Unconventional way to kick off a review, I know, but I can't help it. Rope is 80 quick minutes that are so perfectly paced, so perfectly executed that I couldn't help but be totally fascinated by the entire experience. The opening scene of the film shows two men, Brandon (John Dall) and Phillip (Farley Granger) as they are in the midst of murdering a man named David, and Brandon expresses no remorse due to his belief that they are superior human beings to David and thus should be entitled to eliminate someone inferior to them. They decide to make their own "perfect" crime far more risky and uncomfortable by inviting over guests for a…
I'm in love with that ending, and I feel like if this is ever remade (curse the thought), Nicholas Cage needs to take James Stewart's role; they just sounded so much alike.
Underrated imo...an experiment but interesting. .
It's not Hitch's or Jimmy Stewart's best but it's a memorable short one-act play featuring great long takes and dolly shots. It's definitely one of Hitchcock's most memorable and watchable for the insanely quick runtime and features all your favorite Hitchcock staples: Jimmy Stewart, strangulation, murder, and underlying repressed homosexuality.
Rodada en un falso plano secuencia y sin salir de una habaitación, el genio del suspense nos muestra una vez más de lo que es capaz.
Hitchcock's experimental film that kind of worked but didn't.
No se si sería una imposición del productor para dar las cosas más mascadas a la gente pero no entiendo que muestren esa escena inicial.
Sin ver esa escena el resto de la película tendría mucha más intriga. De esta forma sabes tanto más que los personajes que creo que pierde algo de gracia la trama, sobretodo al final.
This review reportedly contains spoilers. I can handle the truth.
Apesar de ser o mais fraco do Hitchcock que vi até agora (entre Birds, Psicose,Vertigo e Janela Indiscreta), assim como os outros conseguiu cumprir bem o papel de apresentar técnicas únicas, diferenciadas, suspense e tensão na medida, além prender a atenção durante todo o filme como ninguém consegue hoje em dia, não com esse padrão e regularidade.

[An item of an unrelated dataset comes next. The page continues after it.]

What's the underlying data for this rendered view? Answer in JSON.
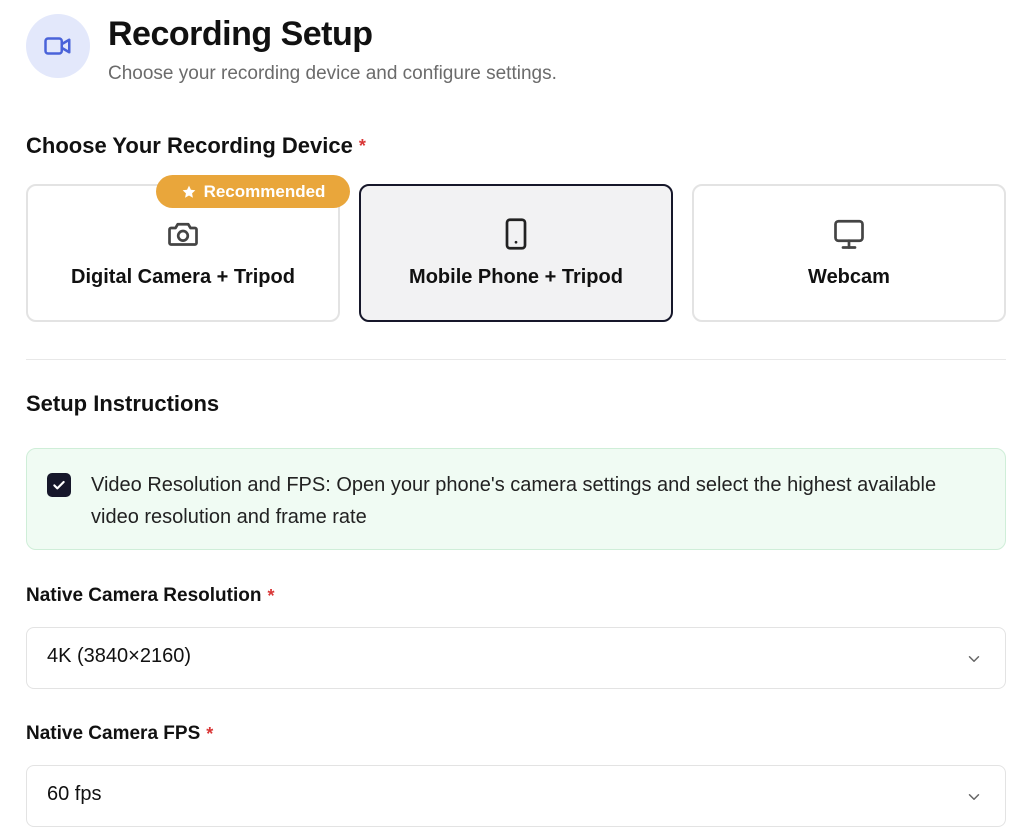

O ponto forte do filme são diálogos, principalmente os ambíguos, e claro a direção, dispensando comentários sobre tensão crescente, que já são esperados e pontuais nas obras do diretor. Meu coração quase para na cena que a empregada vai desfazendo a arca, intercalada com especulações e suspeitas do que teria acontecido com ele, assim como a cada close no olhar de Rubert e…

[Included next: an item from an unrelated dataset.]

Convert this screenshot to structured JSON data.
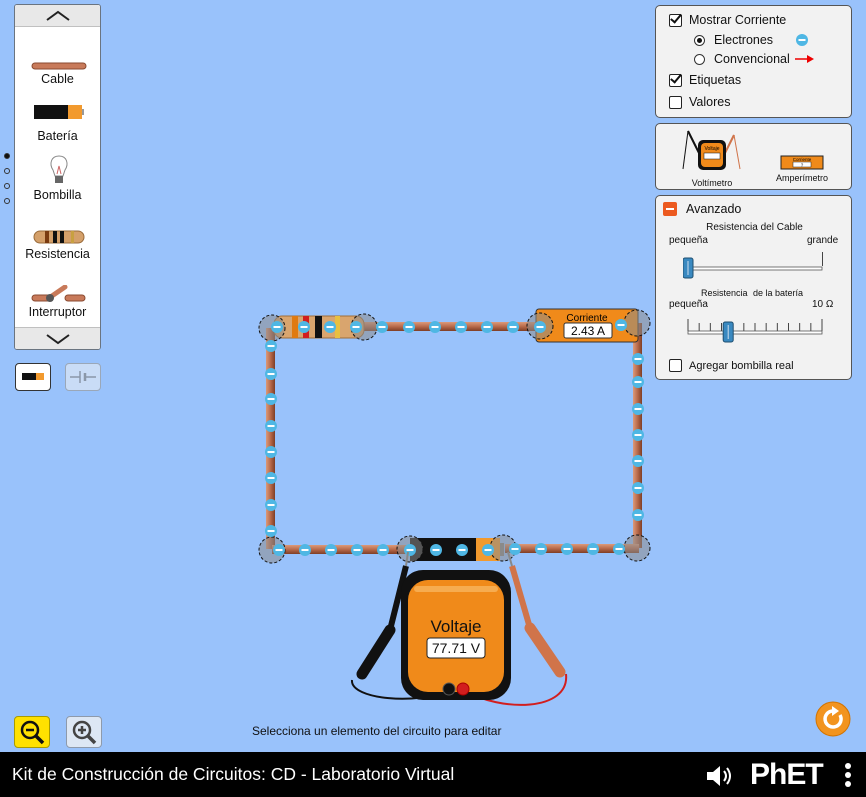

Hitchcock considered Rope to be a "failed experiment", but the auteur's opinion must be taken with a grain of salt. The film successfully conveys the amoral claustrophobia in which the story unfolds. The experiment consisted of having the film appear to be one long continuous take, and perhaps he felt that it was a failure due to the limitations of motion picture technology: a Technicolor camera only holds 10 minutes of film, so after 9 and a half minutes of story & dialogue, the camera must "hide" the edits by closing in on a black object, or the back of a character's jacket. The effect is only slightly clumsy to this modern viewer's eyes. While it may not be conscious, the…
Oh look, Hitchcock did what Birdman did almost 70 years ago!
Great flick that I’d never seen before. It’s a bit diabolical what the two leads do and interesting to me that people found their relationship to be gay at the time. I agree with James Stewart in that he shouldn’t have been in this movie. It didn’t seem like a part for him. It wasn’t big enough if you ask me. It’s not a perfect film but for its time it’s rather great. Some interesting ideas and techniques at play, not the least of which are the long takes. It might not be one of his most well known films, but it is definitely one that should be seen.
Great 60-90 min films (for those days when you just don't have the energy to watch a 3 hour masterpiece)
Doesn't the title of the list explain it well enough? This is a list of 200+ quality "short" films. Easy…
Combined the average ratings (Critic's & Users) from IMDb, Rotten Tomatoes, Metacritic and Letterboxd, and then weighted and tweaked the results…